Mrs. Braunstein has proven herself to be effective at her job since beginning the position in 2015, including but not limited to an increase of donations, more community awareness and outreach, advocacy and bottle baby programs as well as a more effectively-run shelter overall.
Another interesting point: Dobratz writes that, along with the purebred puppy, Braunstein has adopted many rescue animals into her family. What’s more, some say that the decisions she makes in the privacy of her own home should not affect her professional reputation.
In an article by CBS Pittsburg, Dobratz said:
“I’m seeing a lot of hateful, ad hominem, unreasonable comments that are just kind of disturbing…I feel like the purebred community and the rescue community need to work together, instead of against one another.”
But despite support amidst the scrutiny, a bewildered Braunstein told the Pittsburgs Post-Gazette how stunned she was to have received such backlash, having dedicated her life to advocating for animals.
After being bullied and threatened, Braunstein went on administrative leave, and ultimately decided to step down from her position. She said that above all, she feared for the safety of her children.
“I have two small children…The violence that’s been called for … all I’m focused on right now is making sure that my 2-year-old and 6-year-old are safe from harm,” she said to the Post-Gazette.
Some of the threats were so severe that two women, named Diane Bandy and Tara Vybiral, have been charged with harassment.
When announcing her resignation, Joy Braunstein’s official statement was as follows:
Given the present circumstances, I have made a personal choice to step away from The Western Pennsylvania Humane Society and resign my position effective immediately out of respect for my family and out of respect for the organization. I wish the Western Pennsylvania Humane Society well and will continue to be a supporter of the organization. At this time, I have not decided what I plan to do next professionally. Before I do, I plan to take some time with my family. I want to thank the Western Pennsylvania Humane Society for my time there and everyone else for their concern, but I have no further comment.

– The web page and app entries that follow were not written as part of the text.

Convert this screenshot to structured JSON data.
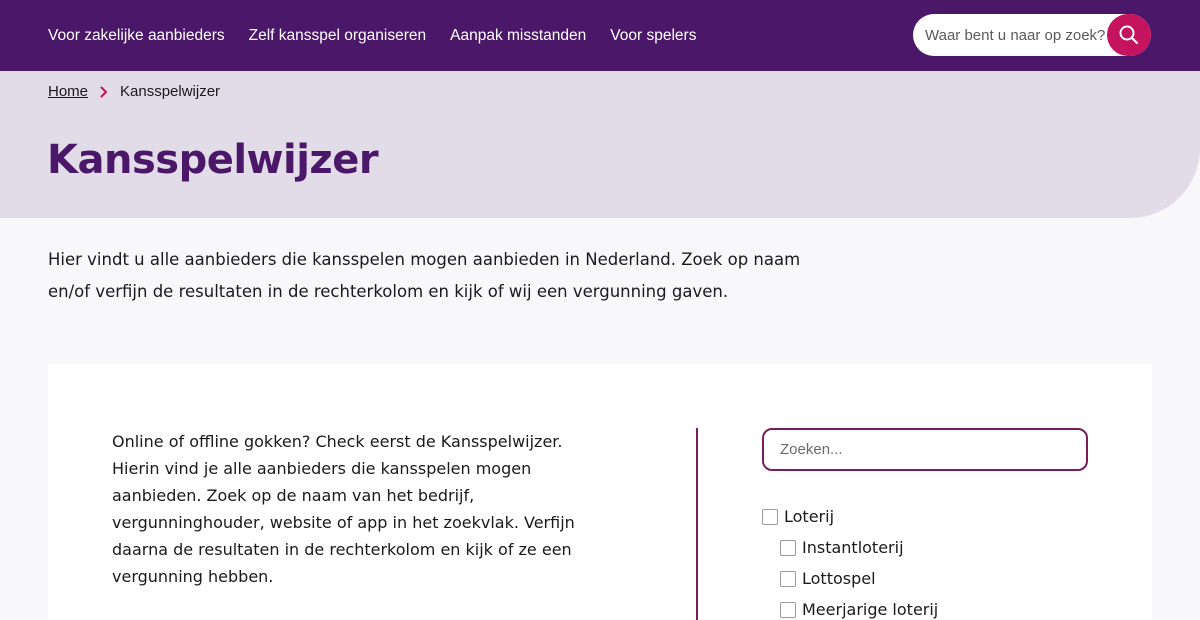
{
  "nav": {
    "links": [
      "Voor zakelijke aanbieders",
      "Zelf kansspel organiseren",
      "Aanpak misstanden",
      "Voor spelers"
    ],
    "search_placeholder": "Waar bent u naar op zoek?",
    "search_icon": "search-icon"
  },
  "breadcrumb": {
    "home": "Home",
    "current": "Kansspelwijzer",
    "separator_icon": "chevron-right-icon"
  },
  "page": {
    "title": "Kansspelwijzer",
    "intro_line1": "Hier vindt u alle aanbieders die kansspelen mogen aanbieden in Nederland. Zoek op naam",
    "intro_line2": "en/of verfijn de resultaten in de rechterkolom en kijk of wij een vergunning gaven."
  },
  "card": {
    "text_lines": [
      "Online of offline gokken? Check eerst de Kansspelwijzer.",
      "Hierin vind je alle aanbieders die kansspelen mogen",
      "aanbieden. Zoek op de naam van het bedrijf,",
      "vergunninghouder, website of app in het zoekvlak. Verfijn",
      "daarna de resultaten in de rechterkolom en kijk of ze een",
      "vergunning hebben."
    ],
    "search_placeholder": "Zoeken...",
    "filters": {
      "top": "Loterij",
      "sub": [
        "Instantloterij",
        "Lottospel",
        "Meerjarige loterij"
      ]
    }
  },
  "colors": {
    "nav_bg": "#4b1769",
    "hero_bg": "#e2dbe8",
    "accent": "#c4145f",
    "title": "#4b1769",
    "divider": "#7a1b5c"
  }
}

You’ve heard both sides; now we want to hear from you – do you think Braunstein made the right decision to resign?